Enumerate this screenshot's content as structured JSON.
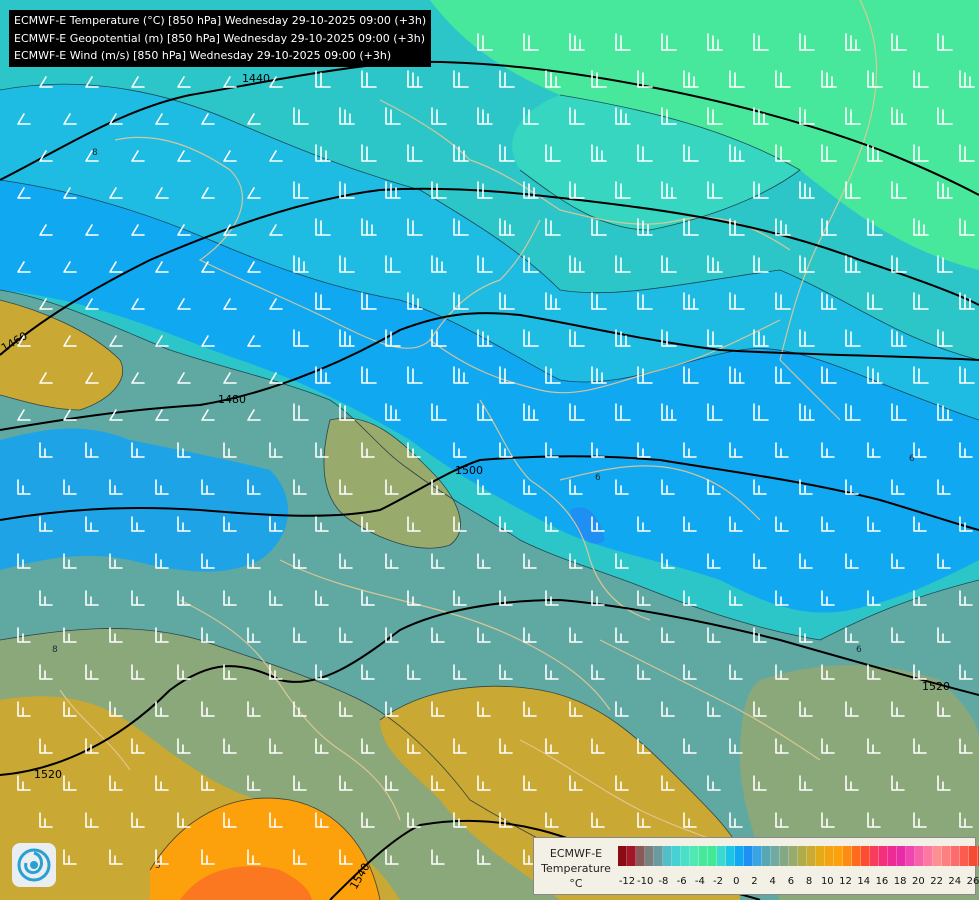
{
  "header": {
    "lines": [
      "ECMWF-E Temperature (°C) [850 hPa] Wednesday 29-10-2025 09:00 (+3h)",
      "ECMWF-E Geopotential (m) [850 hPa] Wednesday 29-10-2025 09:00 (+3h)",
      "ECMWF-E Wind (m/s) [850 hPa] Wednesday 29-10-2025 09:00 (+3h)"
    ]
  },
  "isohypse_labels": [
    "1440",
    "1460",
    "1480",
    "1500",
    "1520",
    "1520",
    "1540"
  ],
  "isotherm_labels": [
    "8",
    "6",
    "8",
    "6",
    "5",
    "6"
  ],
  "legend": {
    "title": "ECMWF-E",
    "subtitle": "Temperature",
    "unit": "°C",
    "ticks": [
      "-12",
      "-10",
      "-8",
      "-6",
      "-4",
      "-2",
      "0",
      "2",
      "4",
      "6",
      "8",
      "10",
      "12",
      "14",
      "16",
      "18",
      "20",
      "22",
      "24",
      "26"
    ],
    "colors": [
      "#8c0a14",
      "#a01828",
      "#8a5a5a",
      "#7a8080",
      "#6a9aa0",
      "#4fc0c8",
      "#46d2d2",
      "#4ae0c8",
      "#52e8b4",
      "#48e89c",
      "#42e896",
      "#3cd8d2",
      "#1ec4e6",
      "#10a8f0",
      "#1e90f4",
      "#3aa4e0",
      "#58a8b4",
      "#72aaa0",
      "#84a884",
      "#98aa6c",
      "#b0ac48",
      "#ccac30",
      "#e4aa18",
      "#f4a410",
      "#fca00c",
      "#fc8c14",
      "#fc6c1c",
      "#fc4c34",
      "#f83c5c",
      "#f4307c",
      "#ec2c94",
      "#e82ca8",
      "#f044b0",
      "#f860a8",
      "#fc78a0",
      "#fc9090",
      "#fc8080",
      "#fc6c6c",
      "#fc5c50",
      "#f44c34",
      "#ec3c24",
      "#e42c14",
      "#dc200c",
      "#d41a08"
    ]
  },
  "colors": {
    "cold": "#10a8f0",
    "cool": "#2cc6c8",
    "mild": "#6aa89a",
    "warm": "#ccac30",
    "warmer": "#fca00c",
    "warmest": "#fc7820",
    "green": "#48e89c",
    "border": "#e6c896",
    "barb": "#ffffff"
  }
}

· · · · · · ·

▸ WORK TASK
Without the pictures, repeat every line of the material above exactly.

▸ RESULT OF THIS EXERCISE
Enumerate this screenshot's content as structured JSON.
{
  "header": {
    "lines": [
      "ECMWF-E Temperature (°C) [850 hPa] Wednesday 29-10-2025 09:00 (+3h)",
      "ECMWF-E Geopotential (m) [850 hPa] Wednesday 29-10-2025 09:00 (+3h)",
      "ECMWF-E Wind (m/s) [850 hPa] Wednesday 29-10-2025 09:00 (+3h)"
    ]
  },
  "isohypse_labels": [
    "1440",
    "1460",
    "1480",
    "1500",
    "1520",
    "1520",
    "1540"
  ],
  "isotherm_labels": [
    "8",
    "6",
    "8",
    "6",
    "5",
    "6"
  ],
  "legend": {
    "title": "ECMWF-E",
    "subtitle": "Temperature",
    "unit": "°C",
    "ticks": [
      "-12",
      "-10",
      "-8",
      "-6",
      "-4",
      "-2",
      "0",
      "2",
      "4",
      "6",
      "8",
      "10",
      "12",
      "14",
      "16",
      "18",
      "20",
      "22",
      "24",
      "26"
    ],
    "colors": [
      "#8c0a14",
      "#a01828",
      "#8a5a5a",
      "#7a8080",
      "#6a9aa0",
      "#4fc0c8",
      "#46d2d2",
      "#4ae0c8",
      "#52e8b4",
      "#48e89c",
      "#42e896",
      "#3cd8d2",
      "#1ec4e6",
      "#10a8f0",
      "#1e90f4",
      "#3aa4e0",
      "#58a8b4",
      "#72aaa0",
      "#84a884",
      "#98aa6c",
      "#b0ac48",
      "#ccac30",
      "#e4aa18",
      "#f4a410",
      "#fca00c",
      "#fc8c14",
      "#fc6c1c",
      "#fc4c34",
      "#f83c5c",
      "#f4307c",
      "#ec2c94",
      "#e82ca8",
      "#f044b0",
      "#f860a8",
      "#fc78a0",
      "#fc9090",
      "#fc8080",
      "#fc6c6c",
      "#fc5c50",
      "#f44c34",
      "#ec3c24",
      "#e42c14",
      "#dc200c",
      "#d41a08"
    ]
  },
  "colors": {
    "cold": "#10a8f0",
    "cool": "#2cc6c8",
    "mild": "#6aa89a",
    "warm": "#ccac30",
    "warmer": "#fca00c",
    "warmest": "#fc7820",
    "green": "#48e89c",
    "border": "#e6c896",
    "barb": "#ffffff"
  }
}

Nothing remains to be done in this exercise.